SAN DIEGO -- Facing a pitcher making his Major League debut, the recently productive San Diego Padres' offense capitalized in a big way on Tuesday.Carlos Quentin hit a three-run homer, Chase Headley had two hits and drove in two runs and the Padres spoiled Brooks Raley's entrance into the Majors en route to a 7-4 victory over the Chicago Cubs in the second of a three-game series at PETCO Park. Ross Ohlendorf pitched six-plus strong innings as San Diego won for the ninth time in 11 games at home, where they've won three straight series. The seven-run barrage was the Padres' second in three games, having scored as many on Sunday against another rookie, the Mets' Matt Harvey. Quentin homered in that game as well. "We're getting a little bit more offensively," manager Bud Black said. Black spoke of the difference a hitter like Quentin, a two-time All-Star, can make in a lineup. "He's dangerous every time he steps in the box," Black said. "He's a proven offensive player when he's in there. He's a weapon, an offensive weapon." The Padres pushed four runs across in the third, when the first five batters reached base. Ohlendorf led off the attack with his first hit for San Diego, and Headley's single up the middle with the bases-loaded plated a pair. Everth Cabrera singled home two more runs later in the frame. "Pitching is the most important thing, but it was nice to get a hit there," Ohlendorf said. "I ended up starting a big inning." Quentin smacked a 2-1 pitch from Raley over the fence in left to extend the lead to 7-0 in the next inning. The home run, Quentin's 12th, is his fourth against the Cubs this season. The 29-year-old slugger debuted for San Diego at Wrigley Field in May and had three homers in the series and is 9-for-18 against Chicago this year. Ohlendorf (4-2) allowed two runs (one earned) on three hits and snapped his two-game losing streak. He struck out three and walked one, and said the hefty run support helped his effectiveness. "It has been a lot of fun with what we've been doing lately," Ohlendorf said. "When you know the team is going to score some runs, you don't worry as much about things like a solo homer so much.

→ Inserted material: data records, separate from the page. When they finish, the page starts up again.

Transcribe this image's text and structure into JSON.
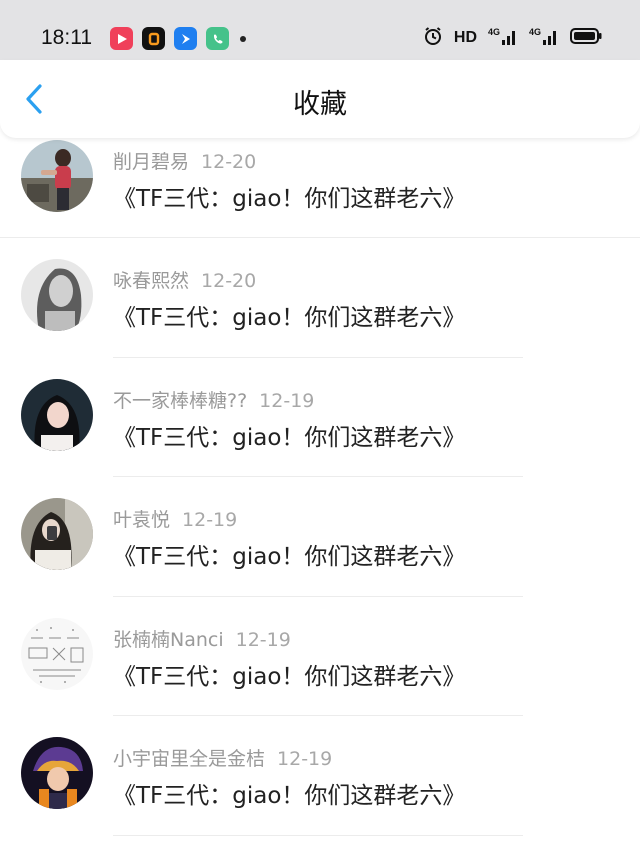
{
  "status_bar": {
    "time": "18:11",
    "hd_label": "HD",
    "network_labels": [
      "4G",
      "4G"
    ],
    "icons": [
      "video-app-icon",
      "orange-app-icon",
      "blue-app-icon",
      "phone-app-icon",
      "notification-dot-icon",
      "alarm-icon",
      "hd-icon",
      "signal-icon",
      "signal-icon",
      "battery-icon"
    ]
  },
  "header": {
    "title": "收藏",
    "back_icon": "chevron-left-icon",
    "accent_color": "#2ba0f0"
  },
  "items": [
    {
      "name": "削月碧易",
      "date": "12-20",
      "message": "《TF三代：giao！你们这群老六》"
    },
    {
      "name": "咏春熙然",
      "date": "12-20",
      "message": "《TF三代：giao！你们这群老六》"
    },
    {
      "name": "不一家棒棒糖??",
      "date": "12-19",
      "message": "《TF三代：giao！你们这群老六》"
    },
    {
      "name": "叶袁悦",
      "date": "12-19",
      "message": "《TF三代：giao！你们这群老六》"
    },
    {
      "name": "张楠楠Nanci",
      "date": "12-19",
      "message": "《TF三代：giao！你们这群老六》"
    },
    {
      "name": "小宇宙里全是金桔",
      "date": "12-19",
      "message": "《TF三代：giao！你们这群老六》"
    }
  ]
}
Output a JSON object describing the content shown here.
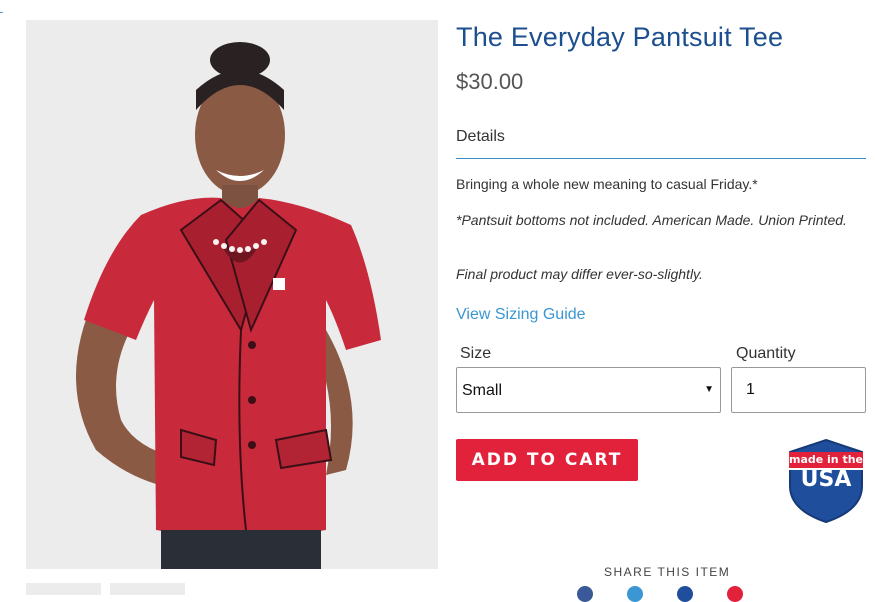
{
  "product": {
    "title": "The Everyday Pantsuit Tee",
    "price": "$30.00",
    "image_alt": "Woman wearing red pantsuit-print t-shirt"
  },
  "details": {
    "tab_label": "Details",
    "description": "Bringing a whole new meaning to casual Friday.*",
    "note": "*Pantsuit bottoms not included. American Made. Union Printed.",
    "disclaimer": "Final product may differ ever-so-slightly."
  },
  "sizing_link": "View Sizing Guide",
  "form": {
    "size_label": "Size",
    "size_value": "Small",
    "quantity_label": "Quantity",
    "quantity_value": "1"
  },
  "add_to_cart": "ADD TO CART",
  "badge": {
    "top_text": "made in the",
    "main_text": "USA"
  },
  "share": {
    "label": "SHARE THIS ITEM"
  },
  "colors": {
    "title": "#1c4f8f",
    "accent_link": "#3a97d2",
    "cart_button": "#e2213a",
    "badge_blue": "#1f4f9c",
    "shirt_red": "#c82a3c"
  },
  "icons": [
    "dropdown-arrow-icon",
    "share-icons"
  ]
}
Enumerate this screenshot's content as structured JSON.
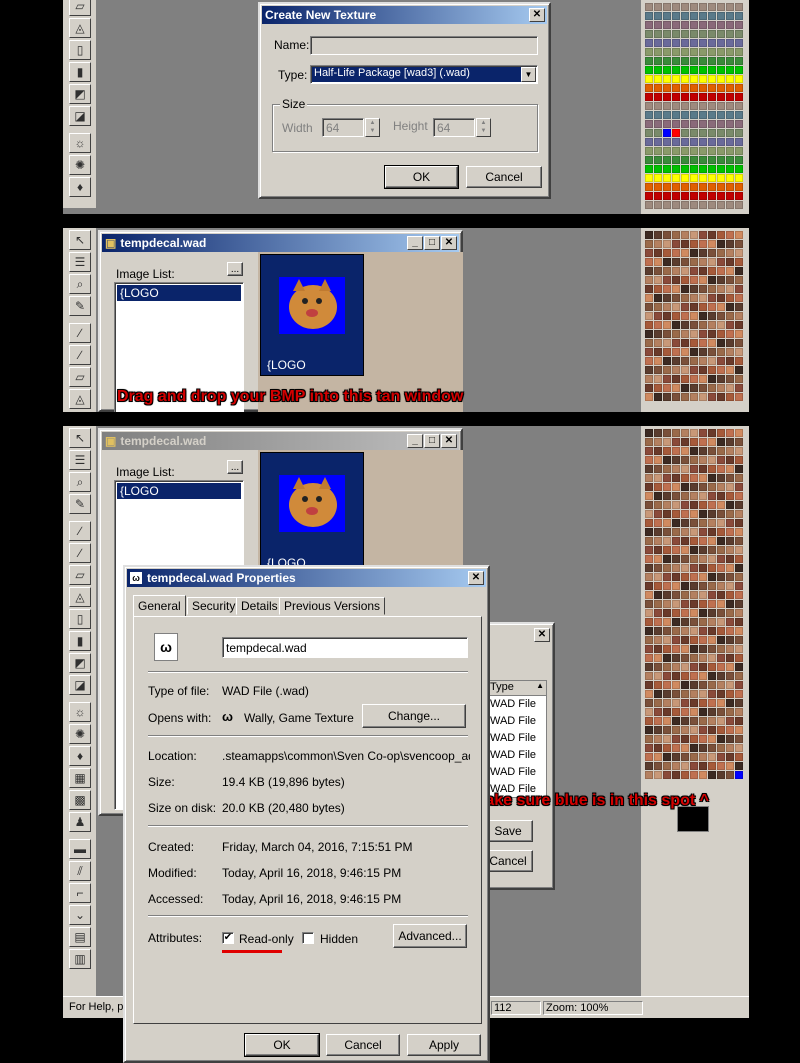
{
  "create_texture_dialog": {
    "title": "Create New Texture",
    "name_label": "Name:",
    "name_value": "",
    "type_label": "Type:",
    "type_value": "Half-Life Package [wad3] (.wad)",
    "size_group": "Size",
    "width_label": "Width",
    "width_value": "64",
    "height_label": "Height",
    "height_value": "64",
    "ok_label": "OK",
    "cancel_label": "Cancel"
  },
  "wad_window": {
    "title": "tempdecal.wad",
    "image_list_label": "Image List:",
    "more_label": "...",
    "items": [
      "{LOGO"
    ],
    "thumb_caption": "{LOGO"
  },
  "captions": {
    "drag_drop": "Drag and drop your BMP into this tan window",
    "make_sure_blue": "Make sure blue is in this spot ^"
  },
  "properties_dialog": {
    "title": "tempdecal.wad Properties",
    "tabs": [
      "General",
      "Security",
      "Details",
      "Previous Versions"
    ],
    "filename": "tempdecal.wad",
    "type_label": "Type of file:",
    "type_value": "WAD File (.wad)",
    "opens_label": "Opens with:",
    "opens_value": "Wally, Game Texture E",
    "change_label": "Change...",
    "location_label": "Location:",
    "location_value": ".steamapps\\common\\Sven Co-op\\svencoop_addon",
    "size_label": "Size:",
    "size_value": "19.4 KB (19,896 bytes)",
    "size_disk_label": "Size on disk:",
    "size_disk_value": "20.0 KB (20,480 bytes)",
    "created_label": "Created:",
    "created_value": "Friday, March 04, 2016, 7:15:51 PM",
    "modified_label": "Modified:",
    "modified_value": "Today, April 16, 2018, 9:46:15 PM",
    "accessed_label": "Accessed:",
    "accessed_value": "Today, April 16, 2018, 9:46:15 PM",
    "attributes_label": "Attributes:",
    "readonly_label": "Read-only",
    "readonly_checked": true,
    "hidden_label": "Hidden",
    "hidden_checked": false,
    "advanced_label": "Advanced...",
    "ok_label": "OK",
    "cancel_label": "Cancel",
    "apply_label": "Apply"
  },
  "background_save_dialog": {
    "column_header": "Type",
    "rows": [
      "WAD File",
      "WAD File",
      "WAD File",
      "WAD File",
      "WAD File",
      "WAD File",
      "WAD File"
    ],
    "save_label": "Save",
    "cancel_label": "Cancel"
  },
  "status_bar": {
    "help_text": "For Help, p",
    "coord": "112",
    "zoom": "Zoom: 100%"
  },
  "colors": {
    "title_active": "#0a246a",
    "face": "#d4d0c8",
    "workspace": "#808080",
    "tan_area": "#c4b5a3",
    "caption_red": "#d40000",
    "highlight_blue": "#0000ff"
  }
}
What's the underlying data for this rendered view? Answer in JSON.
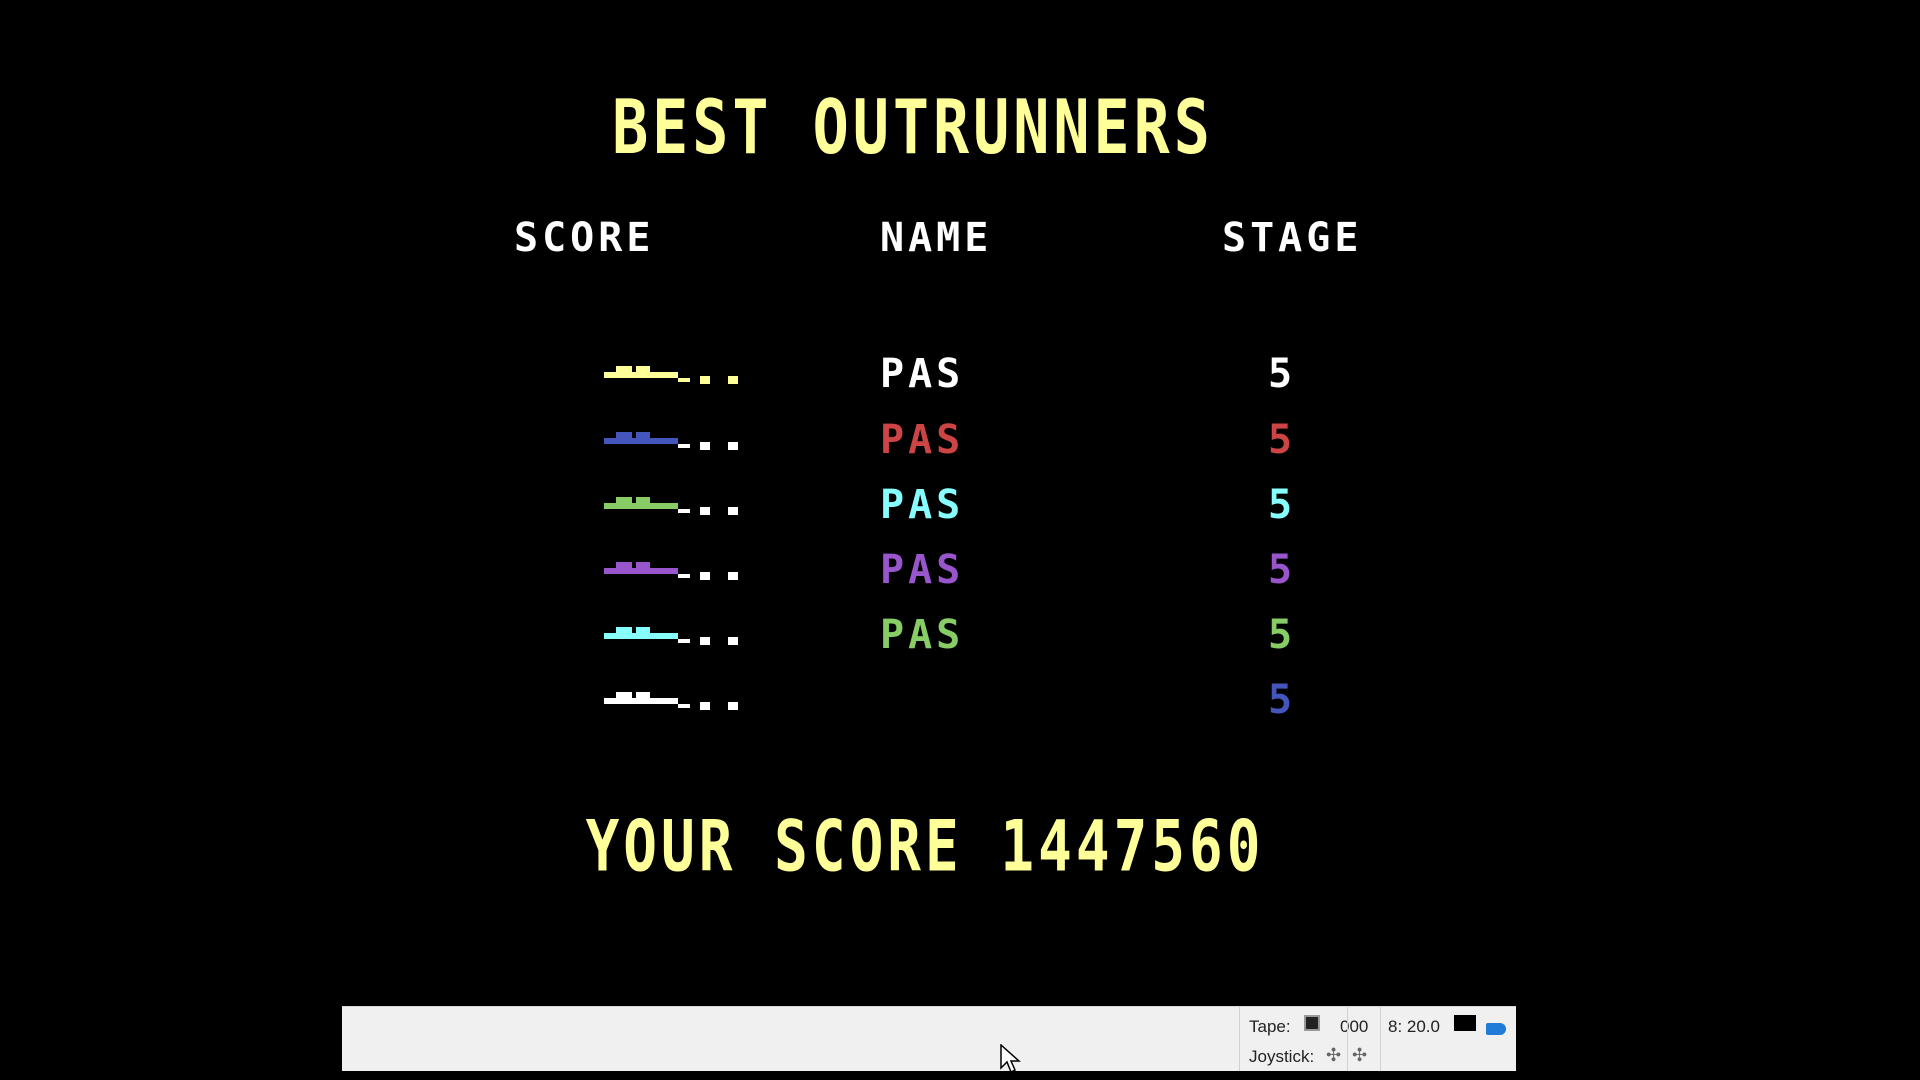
{
  "title": "BEST OUTRUNNERS",
  "headers": {
    "score": "SCORE",
    "name": "NAME",
    "stage": "STAGE"
  },
  "rows": [
    {
      "name": "PAS",
      "stage": "5",
      "color": "#ffff99"
    },
    {
      "name": "PAS",
      "stage": "5",
      "color": "#cc4444"
    },
    {
      "name": "PAS",
      "stage": "5",
      "color": "#88ffff"
    },
    {
      "name": "PAS",
      "stage": "5",
      "color": "#9955cc"
    },
    {
      "name": "PAS",
      "stage": "5",
      "color": "#88cc66"
    },
    {
      "name": "",
      "stage": "5",
      "color": "#4455bb"
    }
  ],
  "score_graphic_colors": [
    "#ffff99",
    "#4455bb",
    "#88cc66",
    "#9955cc",
    "#88ffff",
    "#ffffff"
  ],
  "your_score": "YOUR SCORE 1447560",
  "colors": {
    "title": "#ffff99",
    "header": "#ffffff"
  },
  "statusbar": {
    "tape_label": "Tape:",
    "tape_counter": "000",
    "speed": "8: 20.0",
    "joystick_label": "Joystick:",
    "joystick_icon": "joystick-icon"
  }
}
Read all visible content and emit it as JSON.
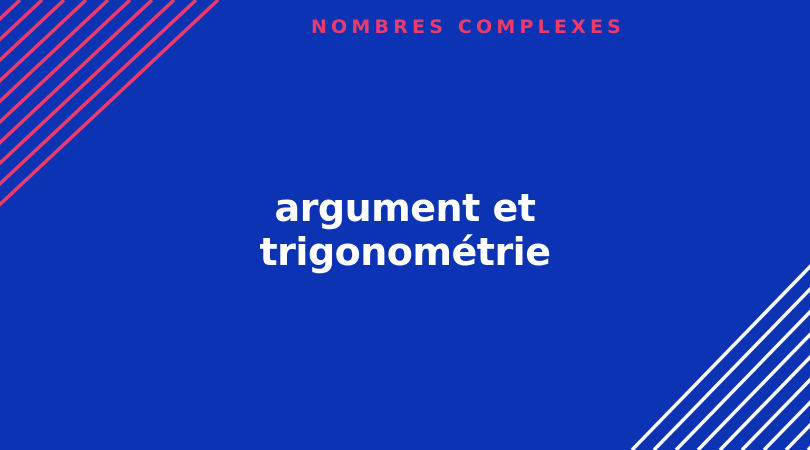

Chicago rallied in the seventh after chasing Ohlendorf from the game. Brad Boxberger entered when Bryan LaHair's drive to right field bounced off the glove of Chris Denorfia. Steve Clevenger and Josh Vitters followed with run-scoring hits to pull the Cubs within 7-4 against Boxberger, who recorded only one out. Alex Hinshaw came in and walked the first batter he faced before striking out Brett Jackson. Brad Brach entered the game and struck out Starlin Castro to end the threat. "I thought [Ohlendorf], in the seventh, just ran out of gas," Black said. "He had a nice mix of his pitches and the secondaries were outstanding." Luke Gregerson retired the side in the eighth, and Huston Street converted his 20th save in as many chances, extending a collective run of dominance for the two relievers, who have combined to throw 35 2/3 consecutive scoreless innings. The All-Star Street continued his own run of eight straight seasons with 20 or more saves, earning praise from Black not long after the club signed Street to a two-year contract extension. "[Street] has been extremely consistent," Black said. "I think he has really embraced being a Padre, as evident by the extension. He's in a good spot right now. Physically, he's good and mentally he's good."
Tim Powers is a contributor to MLB.com. This story was not subject to the approval of Major League Baseball or its clubs.